As you know, the College Board has changed the subjects that they require in AP Calculus AB & BC (see Acorn book). I am of the opinion that, just because a topic is not listed, doesn't mean it doesn't deserve our attention  and the attention of our students! Newton's Method is a case in point. It is no longer listed in the course, but not teaching it is a disservice. This one topic is so rich, it leads into discussions on so many important points of The Calculus, that I simply cannot ignore it in my class!
I start with the equation of a tangent line: yf(x0) = f'(x0)(xx0) and derive the rule xn+1 = xn  f(xn)/f'(xn). So the concept of a tangent line at a point and the value of the derivative is reinforced.
Then we apply this recursive rule to a particular f(x). I like to start with a sample AP Calculus Part I question (93 AB I #45) where f(x) is the cubic y = x^3 + x 1 which has only one positive root near x=1. So we let xn+1=xn(xn^3 + xn 1)/(3xn^2 + 1) and x0=1. We then find x1 = x0  f(x0)/f'(x0) = 1  1/4 = 0.750. The question asks to find x3 if x1=1. The problem soon becomes evident: if f(x) is sufficiently painfull and n is even moderatly large, this is a very tedious process to complete by hand.
Now I begin to introduce the concepts behind programming the TI8x series of calculators. We develop a program to calculate successive values of xn. If anyone would like a copy of our prgmNEWT, let me know and I'll write it up the next time I'm posting to the ListServs.
Enter the concept of convergence and convergence tables. The students use the program (to which we added a pause every 7th line of output for long tables that would scroll off the screen and graphics showing convergence of the tangent line roots to the root in question) to create convergence tables for whatever desired accuracy. Discussion of convergence here and earlier with limits is a great way to get the students used to this key concept of The Calculus in general and BC Calculus in particular.

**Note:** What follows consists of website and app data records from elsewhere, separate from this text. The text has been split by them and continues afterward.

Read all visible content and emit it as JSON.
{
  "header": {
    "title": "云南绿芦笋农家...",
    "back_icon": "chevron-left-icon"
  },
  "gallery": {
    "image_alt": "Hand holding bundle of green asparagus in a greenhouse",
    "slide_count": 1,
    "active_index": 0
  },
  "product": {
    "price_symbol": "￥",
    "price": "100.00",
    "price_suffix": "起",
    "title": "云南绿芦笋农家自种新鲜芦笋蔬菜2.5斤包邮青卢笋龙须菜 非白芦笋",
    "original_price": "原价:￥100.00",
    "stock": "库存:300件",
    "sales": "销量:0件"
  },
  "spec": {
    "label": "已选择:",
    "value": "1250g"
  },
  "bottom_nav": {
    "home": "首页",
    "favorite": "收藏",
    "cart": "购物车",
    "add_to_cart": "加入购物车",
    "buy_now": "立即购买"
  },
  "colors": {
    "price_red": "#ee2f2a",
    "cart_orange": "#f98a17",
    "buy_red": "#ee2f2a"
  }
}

Enter sequence mode. I define a sequence {an}. For example, let an=2^n, {an} for n=0 to inf = {1, 2, 4, 8, 16, ...}. I define an infinite series sigma(an) for n=0 to inf = 1 + 2 + 4 + 8 + 16 + .... We discuss convergence and divergence of infinite series, etc. Then we write it in sequence mode on the TI: Un = 2^n with appropriate window for the sequence and Un = Un1 + 2^n with appropriate window for the series. If the series represents the pnny problem (how much money do you make at a job where you are paid a penny the first day, double that the next, double again the next, etc  you're a millionaire before a month is up!), the students easily recognize why divergence of this series is desirable.
Then in sequence mode we rewrite Newton's Method: xn+1 = xn  f(xn)/f'(xn) as Un = Un1  f(Un1)/f'(Un1) = Un1 (n^3+n1)/(3n^2+1) and graph the results for f(x) above and find the same answers (if U0=1 then U2=0.686 to three decimal place accuracy).
Is this what was meant by 'iterative functions on the TI' in a previous post? If so, I suppose I just answered that person's question of how to plot one! However, I don't think of this as iteration but as recursion! So this is how to graph a recursive function or difference equation (wait until we get to ODEs!).
What do you think? Comments are welcome!
Regards, A. Jorge Garcia **************************************************************************** Teacher/Professor AppliedMathematics/ComputerScience BaldwinSHS/NassauCC http://freenet.buffalo.edu/~aj317 mailto:aj317@freenet.buffalo.edu  President SFF/StarTrek/Wars, Magic/NetRunner/DragonDice, Romance WWWBookClub http://ourworld.compuserve.com/homepages/sffbookclub mailto:sffbookclub@compuserve.com ****************************************************************************